I shouldn’t say but I have been in real estate for nearly 30 years and have seen our real estate sale agreements go from one legal sized sheet of paper to 14 sheets of paper, plus addenda to cover everything we used to talk about.  Now many of us are going “paperless”.  It’s called “paperless” but in the interim it seems we are generating more paperwork and then scanning those papers into a computer so it can be sent to all parties of the transaction and then into the new filing system in the cloud.  We have this “interim” because not all parties to the transaction have evolved into scanning, filing, electronically signing, electronically presenting, and then reversing the whole thing to go back to the originator and get the documents placed on a couple of clouds where they will be saved for review by a couple of computer savvy principal brokers who will electronically sign each document to be saved in the cloud for review, if necessary, by some sharp attorney or the Real Estate Agency.


The idea of becoming “paperless” intrigues me.  Just think how clean our desks will be or maybe we won’t even need a desk.  Maybe you can send your documents to a “cloud-based” Principal Broker who only sees your work product and you never have to endure the stare of slow production.


And it scares me.  As I think back over my career I can remember times while completing a sale agreement that clients questions were asked that caused the agreement to be changed.  We may have written additional contingencies because we talked about fire protection, or renters in the property, or the possession date being the close date.  We talked about buyer representations and seller representations.  We actually spent time discussing each paragraph of the sale agreement. While presenting offers in front of sellers, we were able to explain why buyers put certain items in their agreement so the agreement was better understood by all parties.

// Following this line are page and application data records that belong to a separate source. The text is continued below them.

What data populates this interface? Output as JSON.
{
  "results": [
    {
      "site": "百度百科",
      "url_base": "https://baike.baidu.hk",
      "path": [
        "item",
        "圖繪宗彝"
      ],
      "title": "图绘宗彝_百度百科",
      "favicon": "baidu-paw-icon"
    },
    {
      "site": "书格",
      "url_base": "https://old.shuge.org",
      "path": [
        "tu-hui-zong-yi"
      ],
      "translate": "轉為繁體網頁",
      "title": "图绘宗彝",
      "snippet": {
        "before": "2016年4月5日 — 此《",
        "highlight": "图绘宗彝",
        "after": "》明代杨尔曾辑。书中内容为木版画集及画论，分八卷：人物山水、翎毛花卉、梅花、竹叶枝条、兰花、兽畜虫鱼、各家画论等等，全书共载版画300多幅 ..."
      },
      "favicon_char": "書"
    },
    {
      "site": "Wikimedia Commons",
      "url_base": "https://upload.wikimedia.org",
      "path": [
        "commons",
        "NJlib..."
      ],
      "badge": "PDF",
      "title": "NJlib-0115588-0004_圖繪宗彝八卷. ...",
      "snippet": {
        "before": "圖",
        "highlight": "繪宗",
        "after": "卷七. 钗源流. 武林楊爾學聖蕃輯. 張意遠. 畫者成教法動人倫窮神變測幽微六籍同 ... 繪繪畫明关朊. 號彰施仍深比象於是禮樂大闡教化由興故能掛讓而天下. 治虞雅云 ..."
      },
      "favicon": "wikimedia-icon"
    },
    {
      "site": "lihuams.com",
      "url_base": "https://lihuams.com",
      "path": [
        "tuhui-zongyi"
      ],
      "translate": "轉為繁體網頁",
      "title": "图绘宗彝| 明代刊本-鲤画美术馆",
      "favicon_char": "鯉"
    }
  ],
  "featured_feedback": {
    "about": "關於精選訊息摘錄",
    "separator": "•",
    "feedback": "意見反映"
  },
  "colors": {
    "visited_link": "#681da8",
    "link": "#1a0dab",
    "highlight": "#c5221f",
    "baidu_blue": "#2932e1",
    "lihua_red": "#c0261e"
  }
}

I was once told by a prominent real estate attorney: “He with the best notes wins”.  Since we are not keeping paper files, what are we doing with our notes?  Are we copying and pasting our emails into the cloud along with the paperless documents?


As we march quickly toward the exclusive use of our computers, scanners, phones and pads, we need to make sure we think about how others may be interpreting what is written in documents versus what you wanted them to say.   Explaining the document to your client is more important than explaining how to use the electronic signature.


The future is rapidly ascending upon us.  Let’s not get in the habit of checking certain boxes and having our clients initial and sign without their full understanding of what they are agreeing to.  Just because the agreement says:  “If it is not understood, seek competent legal advice before signing” does not, in my humble opinion, relieve you of your standard of care.


Susan Hamilton, Principal Broker

Elite Realty Ltd